I really don't think that using Biore pads would move the bones at all, especially after three weeks, but it could have produced some swelling. Give more time for the swelling to go down before jumping to any conclusions as to whether you need further surgery.
Did I break my nose after rhinoplasty?
It is unlikely a Biore strip can cause any significant damage to the nose. At 21 days post op, you will still be experiencing swelling. Swelling can persist for a while, and the final result of surgery is not evident for 18-24 months following your procedure. I would recommend following up with your surgeon, as he/she will be able to provide you with the best advice on your issue. I hope this helps, and I wish you the best of luck.
Post operative changes following a rhinoplasty

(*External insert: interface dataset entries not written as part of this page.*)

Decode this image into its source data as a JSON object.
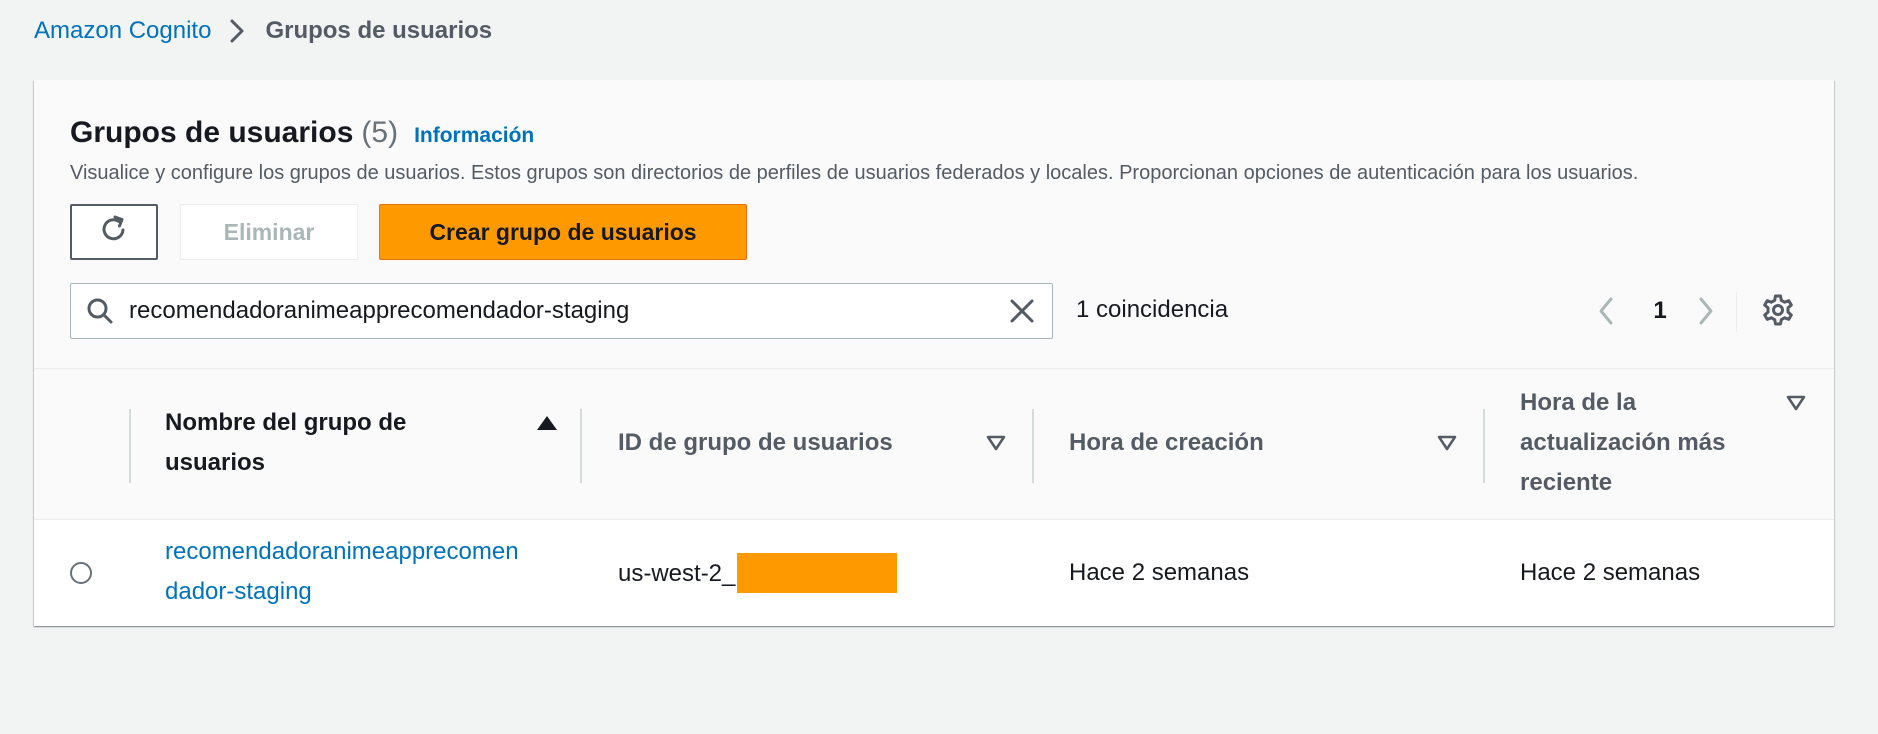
{
  "breadcrumb": {
    "root": "Amazon Cognito",
    "current": "Grupos de usuarios"
  },
  "header": {
    "title": "Grupos de usuarios",
    "count": "(5)",
    "info_link": "Información",
    "description": "Visualice y configure los grupos de usuarios. Estos grupos son directorios de perfiles de usuarios federados y locales. Proporcionan opciones de autenticación para los usuarios."
  },
  "toolbar": {
    "refresh_icon": "refresh-icon",
    "delete_label": "Eliminar",
    "create_label": "Crear grupo de usuarios"
  },
  "search": {
    "value": "recomendadoranimeapprecomendador-staging",
    "matches": "1 coincidencia"
  },
  "pagination": {
    "current_page": "1"
  },
  "table": {
    "columns": [
      {
        "label_line1": "Nombre del grupo de",
        "label_line2": "usuarios",
        "sort": "ascending"
      },
      {
        "label": "ID de grupo de usuarios",
        "sort": "none"
      },
      {
        "label": "Hora de creación",
        "sort": "none"
      },
      {
        "label_line1": "Hora de la",
        "label_line2": "actualización más",
        "label_line3": "reciente",
        "sort": "none"
      }
    ],
    "rows": [
      {
        "name_line1": "recomendadoranimeapprecomen",
        "name_line2": "dador-staging",
        "id_prefix": "us-west-2_",
        "created": "Hace 2 semanas",
        "updated": "Hace 2 semanas"
      }
    ]
  },
  "colors": {
    "link": "#0073bb",
    "primary_button": "#ff9900",
    "redaction": "#ff9900"
  }
}
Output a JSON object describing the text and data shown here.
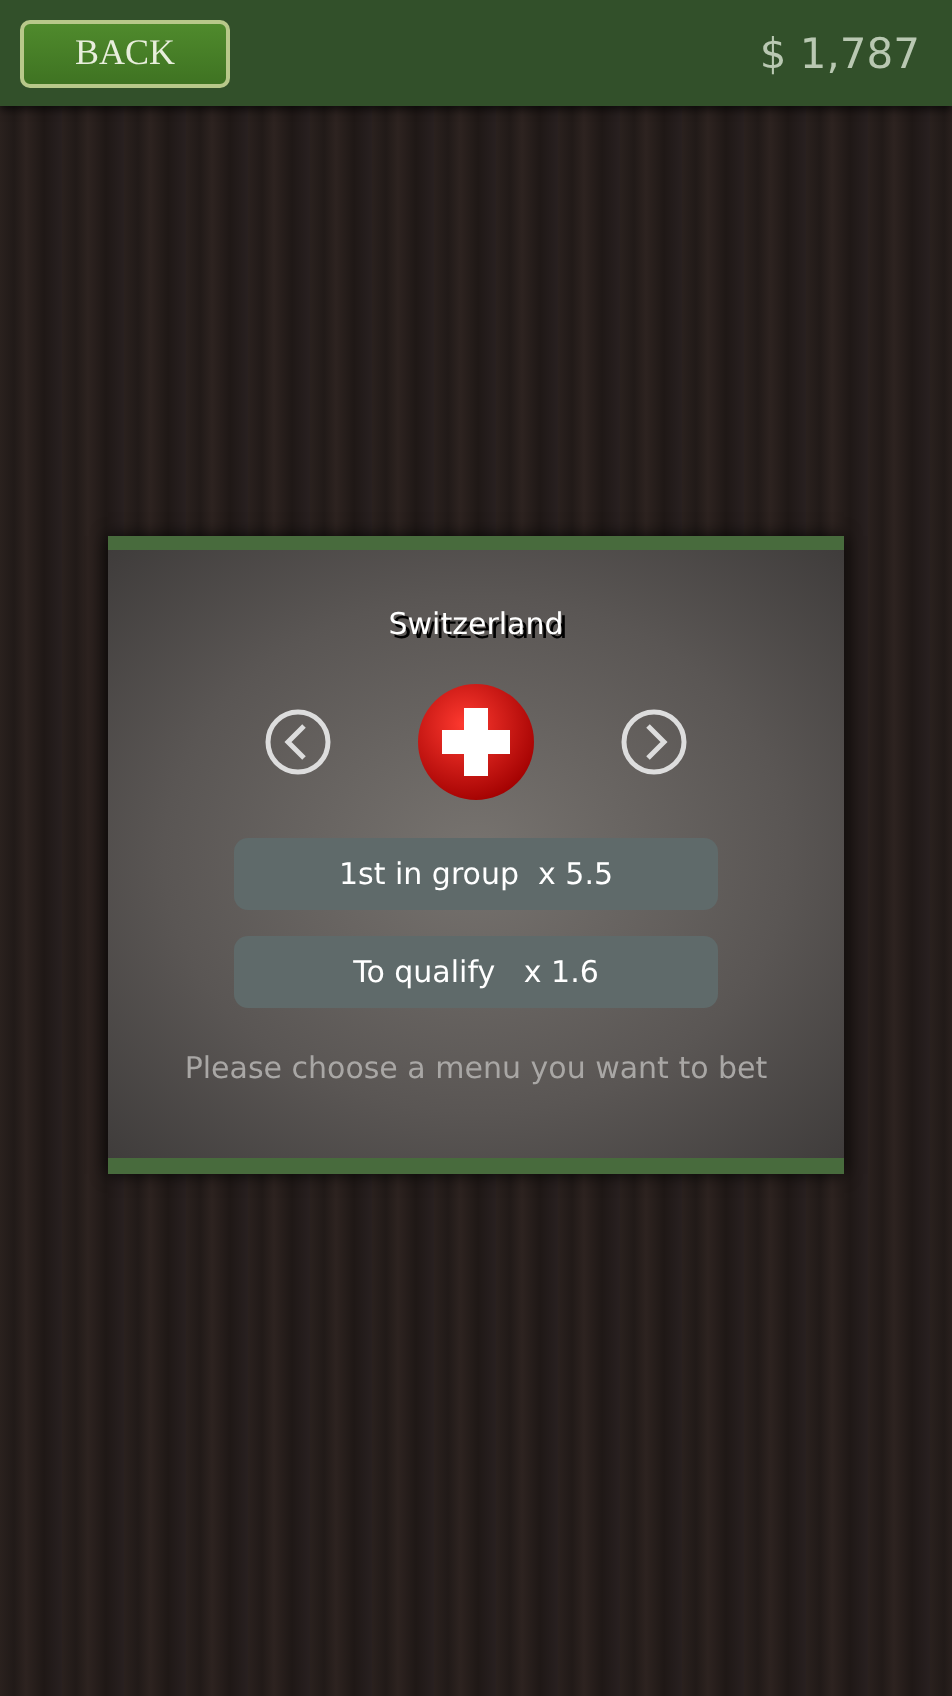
{
  "top_bar": {
    "back_button": "BACK",
    "balance": "$ 1,787"
  },
  "dialog": {
    "team": "Switzerland",
    "bet_options": [
      "1st in group  x 5.5",
      "To qualify   x 1.6"
    ],
    "hint": "Please choose a menu you want to bet"
  }
}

It is unlikely that any device that you applied to the skin of your nose at 3 weeks following rhinoplasty would cause a permanent change to the external appearance to your nose. Give it a chance to settle down on its own.,
Injury after rhinoplasty
A standard rhinoplasty involves freeing up the nasal bones from their bases and from the midline septum to allow re-positioning. They then take a few weeks to settle in their new position. There is a chance a pull or knock on the nose can disturb this process. Please see your surgeon so that he can examine youi and offer appropriate advice.
Biore strip on nose
I doubt that a biore stirp would have caused any problems, but why were you using it in the first plae?
Sorry to hear of your concerns following rhinoplasty. Without a picture, it is hard to tell if you may have injured your nose following your procedure. That said, I would guess that you did nothing to injure your nose but are still experiencing some post operative swelling, which can continue for several months, and in some cases, even up to a year following a revision rhinoplasty. If you feel like your results have been compromised, a quick visit to your original surgeon should help reassure you that the current swelling you may be experiencing is temporary and normal. Good luck to you.
These answers are for educational purposes and should not be relied upon as a substitute for medical advice you may receive from your physician. If you have a medical emergency, please call 911. These answers do not constitute or initiate a patient/doctor relationship.